Primary Outcome

Sickle cell-related crises
1.63 vs. 2.01 vs. 2.98 per year
45.3% lower rate with high-dose crizanlizumab compared to placebo (P=0.01)
32.6% lower rate with low-dose crizanlizumab compared to placebo (P=0.18)

Secondary Outcomes

Patients without sickle cell-related crises during the study treatment phase
36% vs. 18% vs. 17%
Median days hospitalized per year
4.0 vs. 6.87 vs. 6.87 (no significant difference)
Median time to first crisis
4.07 vs. 2.20 vs. 1.38 months (HR 0.50 between high-dose crizanlizumab and placebo; P=0.001)
Median time to second crisis
10.32 vs. 9.2 vs. 5.09 (HR 0.53 between high-dose crizanlizumab and placebo; P=0.02)
Annual rate of uncomplicated pain crises
1.08 vs. 2.00 vs. 2.91
Annual rate of acute chest syndrome
0 events in each group
Quality of life as assessed by the Brief Pain Inventory questionnaire
Exact figures not reported in manuscript. The authors report that "differences tended to be small" and "there were no significant difference from baseline in the least-squares means during the trial."
Markers of hemolysis
No difference between groups

Subgroup Analysis

Sickle cell-related crises among patients receiving hydroxyurea
2.43 per year in high-dose crizanlizumab group vs. 3.58 in placebo
32.1% lower rate with high-dose crizanlizumab compared to placebo
Sickle cell-related crises among patients not receiving hydroxyurea
1.0 per year in high-dose crizanlizumab group vs. 2.0 in placebo
50% lower rate with high-dose crizanlizumab compared to placebo

Adverse Events

Number of patients with ≥1 serious adverse event (SAE)
26% vs. 33% vs. 27%
Most frequent SAE
Pyrexia (3% vs. 0 vs. 2%)
Influenz (0 vs. 5% vs. 0)
Pneumonia (5% vs. 3% vs. 5%)
Number of patients with ≥1 adverse event
86% vs. 88% vs. 89%
Most frequent adverse events
Arthralgia (18% vs. 14% vs. 8%)
Pyrexia (11% vs. 9% vs. 6%)
Diarrhea (11% vs. 8% vs. 3%)


  • Quality of life data not reported


Supported by Selexys Pharmaceuticals, grants from NHLBI, and the Orphan Prodcuts Grant Program of the FDA.

Further Reading
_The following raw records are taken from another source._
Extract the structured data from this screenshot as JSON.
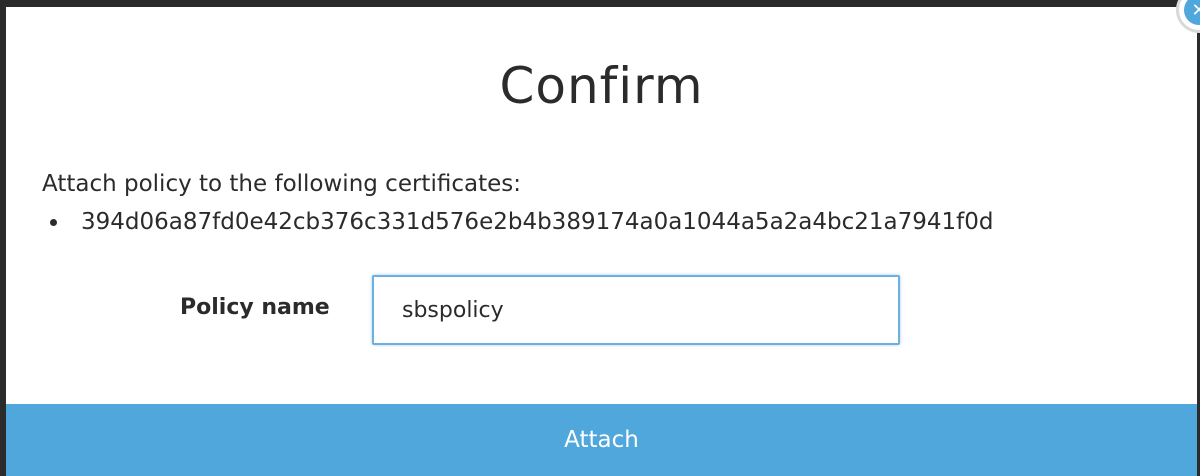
{
  "dialog": {
    "title": "Confirm",
    "intro": "Attach policy to the following certificates:",
    "certificates": [
      "394d06a87fd0e42cb376c331d576e2b4b389174a0a1044a5a2a4bc21a7941f0d"
    ],
    "policy_field": {
      "label": "Policy name",
      "value": "sbspolicy",
      "placeholder": ""
    },
    "primary_button": "Attach",
    "close_icon": "close-icon"
  },
  "colors": {
    "accent": "#4fa7dc",
    "input_focus_border": "#6cb0e0",
    "text": "#2b2b2b",
    "backdrop": "#2b2b2b"
  }
}
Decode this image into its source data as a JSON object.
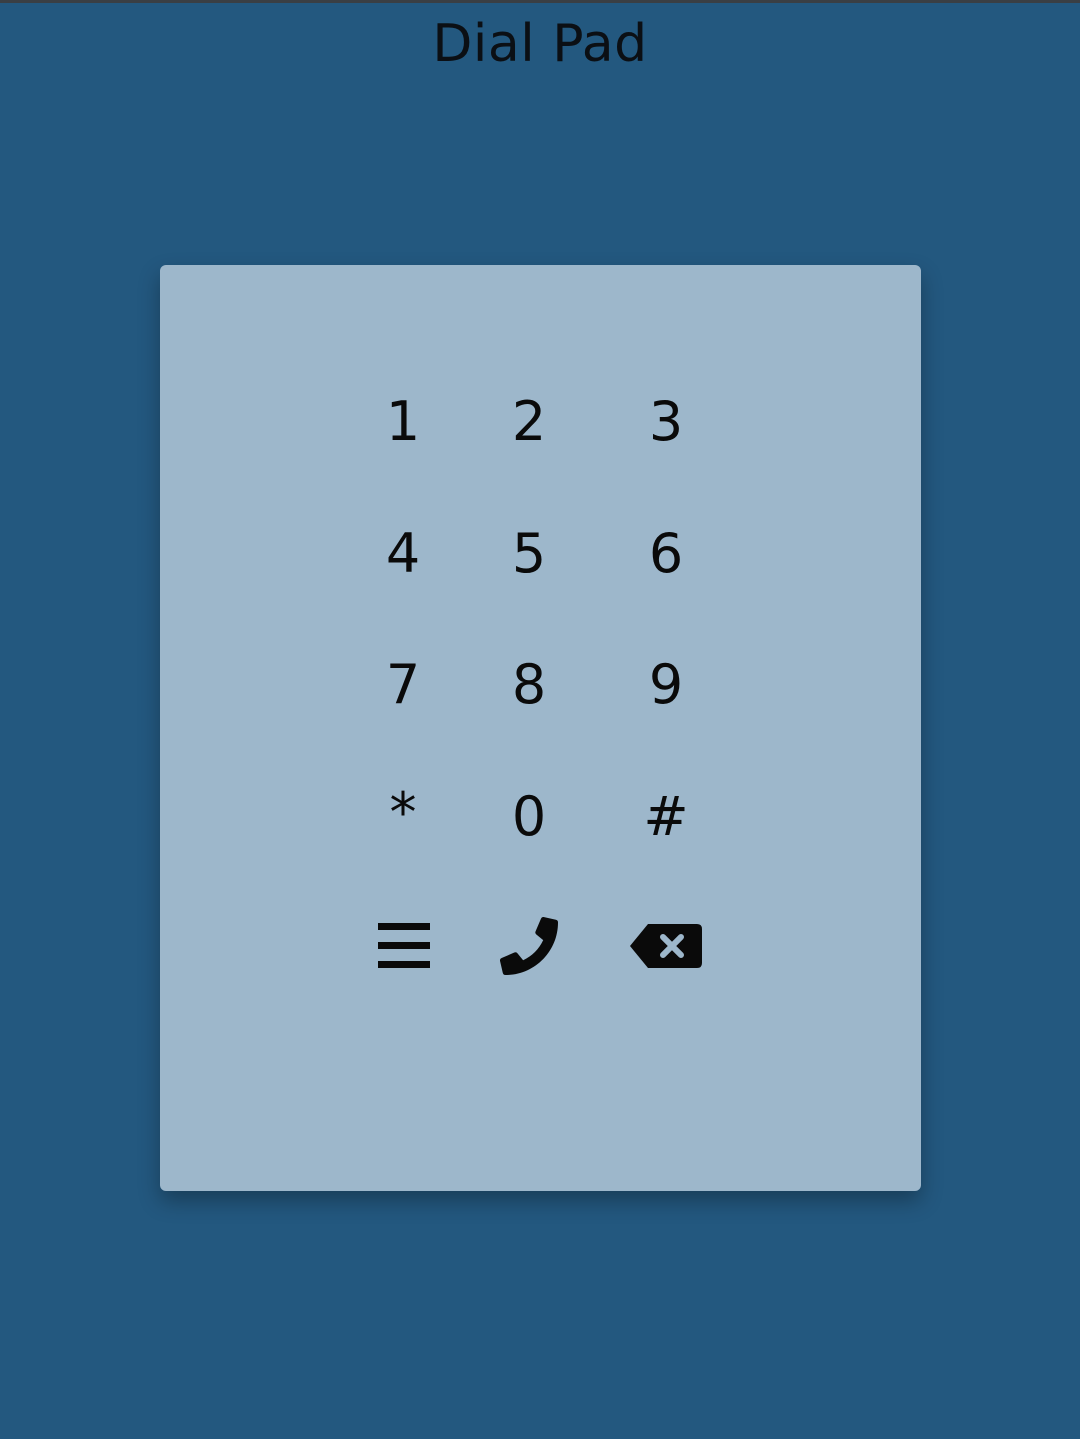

  1. Kutlar A et al. Effect of crizanlizumab on pain crises in subgroups of patients with sickle cell disease: A SUSTAIN study analysis. Am J Hematol 2019. 94:55-61.
  2. Kutlar AJH 2018 Supplemental Appendix
  3. 3.0 3.1 Bradt P, et al. "Crizanlizumab, Voxelotor, and L-Glutamine for Sickle Cell Disease: Effectiveness and Value." Prepared for New England Comparative Effectiveness Public Advisory Council, an ICER program. March 12, 2020.